Fees really matter. The goal of this post is to show the true cost of professional management for a $1 million portfolio.
I went through ADV disclosures for each of the top 100 RIA firms in the InvestmentNews database. I then excluded family offices with high minimums and firms with variable pricing not clearly broken out into tiers. Some of the firms include financial planning in their fee and most firms have discretion so clients might pay less than the public fee.
Here’s the data:
The median annual fee to manage $1 million is 1.0% per year. This is a bit above the 0.85% that Michael Kitces found:
An advisor’s true cost is more than just their management fee. You also need to know how much it costs to implement their strategy. This implementation cost is a combination of fund expense ratios, transaction costs, and taxes. For simplicity’s sake I’ll ignore transaction costs and taxes, since they are highly variable and even non-existent for passive buy and hold managers.
We do have concrete data on expense ratios. The blended average expense ratio of funds that advisors use is 0.50%.
When added to the management fee of 1.0%, the average advisor has an all-in cost of 1.5% per year.
A common rebuttal is that advisors are worth their fee since they add “advisor alpha.” I agree that competent advisors who provide behavioral coaching, low-cost fund selection, and increased tax-efficiency will provide higher returns than what a typical investor could achieve on their own.

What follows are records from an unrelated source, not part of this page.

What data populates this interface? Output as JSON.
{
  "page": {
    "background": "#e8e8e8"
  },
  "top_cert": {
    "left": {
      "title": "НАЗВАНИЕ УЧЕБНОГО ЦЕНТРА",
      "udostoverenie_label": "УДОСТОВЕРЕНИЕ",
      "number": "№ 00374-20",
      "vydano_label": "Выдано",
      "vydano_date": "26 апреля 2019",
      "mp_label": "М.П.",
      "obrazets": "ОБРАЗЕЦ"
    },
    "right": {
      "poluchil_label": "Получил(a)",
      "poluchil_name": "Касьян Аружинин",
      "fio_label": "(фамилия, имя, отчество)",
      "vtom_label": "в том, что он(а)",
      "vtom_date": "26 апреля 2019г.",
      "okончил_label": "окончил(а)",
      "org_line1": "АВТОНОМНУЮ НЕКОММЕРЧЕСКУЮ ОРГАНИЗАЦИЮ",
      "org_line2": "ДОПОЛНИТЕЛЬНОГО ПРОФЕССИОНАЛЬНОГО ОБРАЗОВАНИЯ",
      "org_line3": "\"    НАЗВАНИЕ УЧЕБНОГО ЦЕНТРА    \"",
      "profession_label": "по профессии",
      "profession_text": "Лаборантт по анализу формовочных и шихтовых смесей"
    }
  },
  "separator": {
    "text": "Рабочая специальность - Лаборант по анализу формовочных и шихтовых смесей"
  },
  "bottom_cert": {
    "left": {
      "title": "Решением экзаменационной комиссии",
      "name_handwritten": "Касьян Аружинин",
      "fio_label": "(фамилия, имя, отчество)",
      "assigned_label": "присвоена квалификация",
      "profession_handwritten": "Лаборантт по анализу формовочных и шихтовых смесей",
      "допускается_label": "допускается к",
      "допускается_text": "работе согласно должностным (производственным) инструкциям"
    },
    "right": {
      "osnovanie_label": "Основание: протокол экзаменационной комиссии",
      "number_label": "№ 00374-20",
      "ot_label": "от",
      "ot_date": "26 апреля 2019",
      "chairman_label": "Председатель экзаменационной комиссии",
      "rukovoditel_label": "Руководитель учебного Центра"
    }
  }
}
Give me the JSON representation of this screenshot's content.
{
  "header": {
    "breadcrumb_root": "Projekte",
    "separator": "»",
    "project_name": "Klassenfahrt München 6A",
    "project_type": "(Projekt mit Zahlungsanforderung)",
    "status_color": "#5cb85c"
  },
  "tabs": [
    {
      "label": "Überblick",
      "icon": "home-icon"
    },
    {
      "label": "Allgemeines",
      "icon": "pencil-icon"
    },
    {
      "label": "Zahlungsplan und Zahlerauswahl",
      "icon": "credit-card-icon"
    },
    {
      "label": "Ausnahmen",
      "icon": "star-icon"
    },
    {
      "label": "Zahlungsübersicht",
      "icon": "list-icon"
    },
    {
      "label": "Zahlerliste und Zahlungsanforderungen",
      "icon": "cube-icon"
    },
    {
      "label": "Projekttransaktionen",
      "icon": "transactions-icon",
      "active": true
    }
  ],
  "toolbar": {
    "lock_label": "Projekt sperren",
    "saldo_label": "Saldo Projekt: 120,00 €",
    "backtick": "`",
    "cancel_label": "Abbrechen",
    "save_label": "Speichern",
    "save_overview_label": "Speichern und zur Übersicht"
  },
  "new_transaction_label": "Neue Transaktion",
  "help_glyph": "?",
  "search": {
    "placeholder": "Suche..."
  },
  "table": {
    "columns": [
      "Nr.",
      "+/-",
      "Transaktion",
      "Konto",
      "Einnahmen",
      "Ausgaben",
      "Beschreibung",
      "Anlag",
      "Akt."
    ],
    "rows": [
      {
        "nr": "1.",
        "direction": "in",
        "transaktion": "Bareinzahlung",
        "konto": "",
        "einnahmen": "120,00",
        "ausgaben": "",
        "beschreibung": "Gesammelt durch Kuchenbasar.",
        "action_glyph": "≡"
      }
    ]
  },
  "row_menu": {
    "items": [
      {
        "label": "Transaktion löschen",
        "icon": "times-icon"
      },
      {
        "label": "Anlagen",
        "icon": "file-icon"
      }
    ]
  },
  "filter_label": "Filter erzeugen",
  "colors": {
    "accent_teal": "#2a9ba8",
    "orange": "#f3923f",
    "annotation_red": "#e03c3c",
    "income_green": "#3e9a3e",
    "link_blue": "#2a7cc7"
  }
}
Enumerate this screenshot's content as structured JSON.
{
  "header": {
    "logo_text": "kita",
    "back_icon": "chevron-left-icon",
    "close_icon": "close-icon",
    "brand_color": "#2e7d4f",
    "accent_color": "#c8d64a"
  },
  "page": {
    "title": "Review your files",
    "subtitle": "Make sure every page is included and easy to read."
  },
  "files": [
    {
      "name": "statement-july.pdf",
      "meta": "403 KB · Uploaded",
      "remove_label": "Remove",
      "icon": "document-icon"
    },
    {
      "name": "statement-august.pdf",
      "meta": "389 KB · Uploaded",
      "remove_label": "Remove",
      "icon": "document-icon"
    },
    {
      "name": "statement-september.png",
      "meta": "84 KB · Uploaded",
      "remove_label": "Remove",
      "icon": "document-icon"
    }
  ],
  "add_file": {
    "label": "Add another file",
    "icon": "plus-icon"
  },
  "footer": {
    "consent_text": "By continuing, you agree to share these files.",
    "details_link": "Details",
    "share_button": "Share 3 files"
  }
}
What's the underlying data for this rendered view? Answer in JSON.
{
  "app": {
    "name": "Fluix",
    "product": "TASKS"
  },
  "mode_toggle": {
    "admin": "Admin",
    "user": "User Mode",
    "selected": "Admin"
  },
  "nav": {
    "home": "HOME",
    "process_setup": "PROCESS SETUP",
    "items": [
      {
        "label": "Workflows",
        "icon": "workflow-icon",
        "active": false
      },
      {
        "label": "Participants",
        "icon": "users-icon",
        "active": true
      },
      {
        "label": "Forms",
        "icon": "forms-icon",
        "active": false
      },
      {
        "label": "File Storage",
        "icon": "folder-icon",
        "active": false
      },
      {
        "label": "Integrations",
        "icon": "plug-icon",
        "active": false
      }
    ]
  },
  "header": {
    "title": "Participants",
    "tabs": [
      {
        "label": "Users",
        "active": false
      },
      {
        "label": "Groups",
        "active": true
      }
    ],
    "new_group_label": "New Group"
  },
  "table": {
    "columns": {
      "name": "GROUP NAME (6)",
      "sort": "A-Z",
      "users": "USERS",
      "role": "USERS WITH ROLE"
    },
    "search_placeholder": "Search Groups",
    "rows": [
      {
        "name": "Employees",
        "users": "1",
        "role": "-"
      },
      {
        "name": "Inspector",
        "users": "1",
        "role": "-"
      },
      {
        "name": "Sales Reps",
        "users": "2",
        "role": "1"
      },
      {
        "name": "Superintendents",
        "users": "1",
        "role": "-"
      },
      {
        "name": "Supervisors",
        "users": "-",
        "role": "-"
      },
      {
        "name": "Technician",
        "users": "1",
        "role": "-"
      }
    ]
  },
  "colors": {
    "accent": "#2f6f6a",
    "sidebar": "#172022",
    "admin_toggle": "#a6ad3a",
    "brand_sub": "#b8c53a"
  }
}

I just don’t think this is worth the 3% in value that’s typically quoted.
Fee Impact on Financial Goals
Percentage fees are an abstract concept for the average investor and it’s important to connect fees to real-world goals.
Imagine two hypothetical investors with $1,000,000:
- Both earn 7% gross per year.
- One investor pays an advisor an all-in 1.5% per year for management and implementation.
- The other investor pays an advisor a flat annual $3,500 management fee and 0.1% per year in implementation costs.
The second investor saved $892,000 over 30 years.
That could mean retiring a few years earlier or covering college for all of your grandchildren.
Financial product fees have been cut in half since 2000:
I expect the same thing will happen to the cost of financial advice. I started my RIA charging the typical 1.0% and recently switched to a flat fee to get ahead of what I think is an inevitable shift toward more competitively priced financial advice.
Fee Impact on Returns
Fees have been small relative to returns of the recent bull market. Going forward, they’ll likely consume a bigger slice of investor returns.
To estimate stock returns I took an average from Morningstar’s 2019 return estimates. Companies like Vanguard and Blackrock expect U.S. stocks to return 4% nominal over the next decade. They expect a higher 6% from international stocks. So 5% is a baseline estimate for what a globally diversified investor can realistically expect to earn. Bonds are easier to forecast since future returns are highly correlated to starting yields. The 10-year Treasury’s current yield of 1.6% is a good baseline for bonds.
An example 60/40 portfolio can be expected to earn 3% from the stock allocation (5% * 0.6) and 0.64% (1.6% * 0.4) from the bond allocation, or 3.64% for the total portfolio. After paying the average management and implementation fee of 1.5% you’re left with 2.14%. The 1.5% fee represents 40% of gross returns. You’re left with 0.14% per year if annual inflation averages 2%.
I genuinely hope stocks and bonds deliver higher returns than this. But hope isn’t a strategy and high fees raise the probability that a portfolio’s inflation-adjusted value will tread water over the next decade.
- The average advisor fee to manage a $1 million portfolio is 1.0% per year.
- The true cost of an advisor also factors in their implementation cost. This is typically around 0.5%.
- All-in fees north of 1.5% will likely be a substantial drag on portfolio performance over the next decade.